Prior to the 2032 Olympics in Brisbane, the Australian federal government and Queensland state government announced they would spend a combined A$7.1 billion ($4.9 billion). A$2.5 billion will be provided by the federal government for the development of Brisbane Arena, a proposed 17,000-seat sports venue, while A$2.7 billion will be contributed by the Queensland government for the rebuilding of the Gabba cricket ground.
It was announced during a joint press conference by Queensland Premier Annastacia Palaszczuk and Prime Minister Anthony Albanese that 16 newly built or upgraded venues would receive A$1.87 billion in co-funding on a 50/50 basis between the two governments. “The event is a great event for Queensland, but it is also great for Australia,” Albanese noted.
After Melbourne in 1956 and Sydney in 2000, Brisbane will host the Summer Olympics for the third time in the country’s history. In addition to the 80% of venues needed for the games, Queensland has infrastructure that will remain useful after the games, Premier Palaszczuk said, adding that the spending was about “changing the landscape of Brisbane.”
A$7 billion has been revised upward from A$5 billion, but Palaszczuk said she would not seek future funding from the International Olympic Committee.

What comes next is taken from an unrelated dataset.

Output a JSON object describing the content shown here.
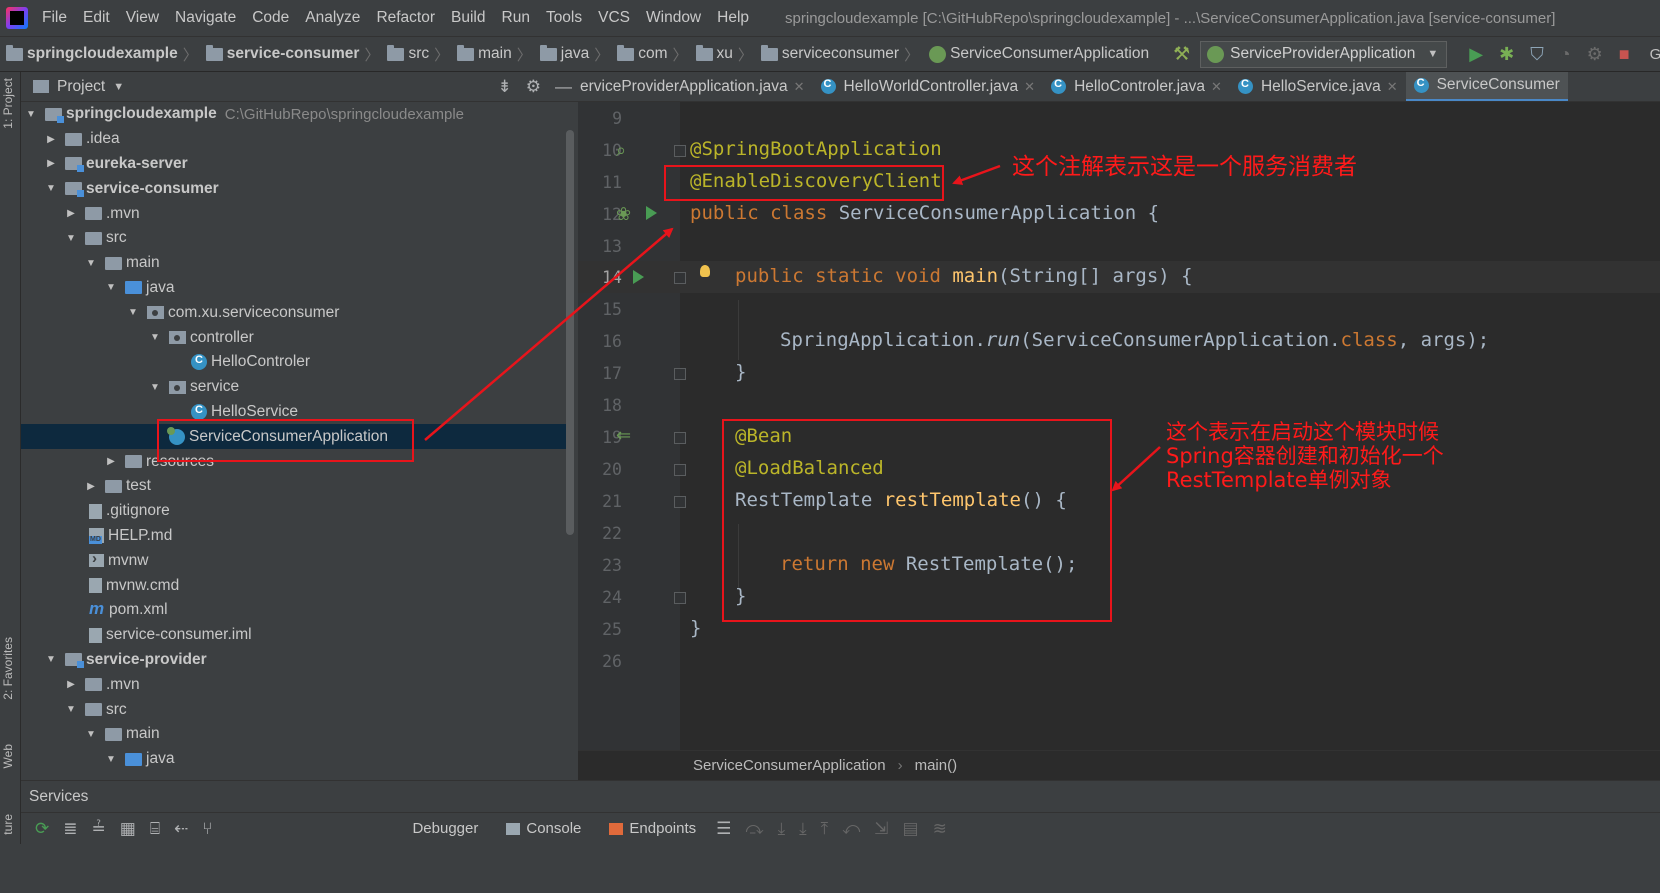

The Brisbane Arena will host Olympic and Paralympic swimming and water polo, completing a list of venues that will put 16 events within walking distance of one another. Brisbane Arena construction is scheduled to begin in 2027 and be completed by 2030.
There has been a lot of emphasis on using existing venues for the event, including the Gabba for the opening and closing ceremonies and athletics. Deputy Premier Steven Miles said the event would benefit Queensland economically and socially to the tune of A$8.1 billion, and Australia to the tune of A$17.6 billion.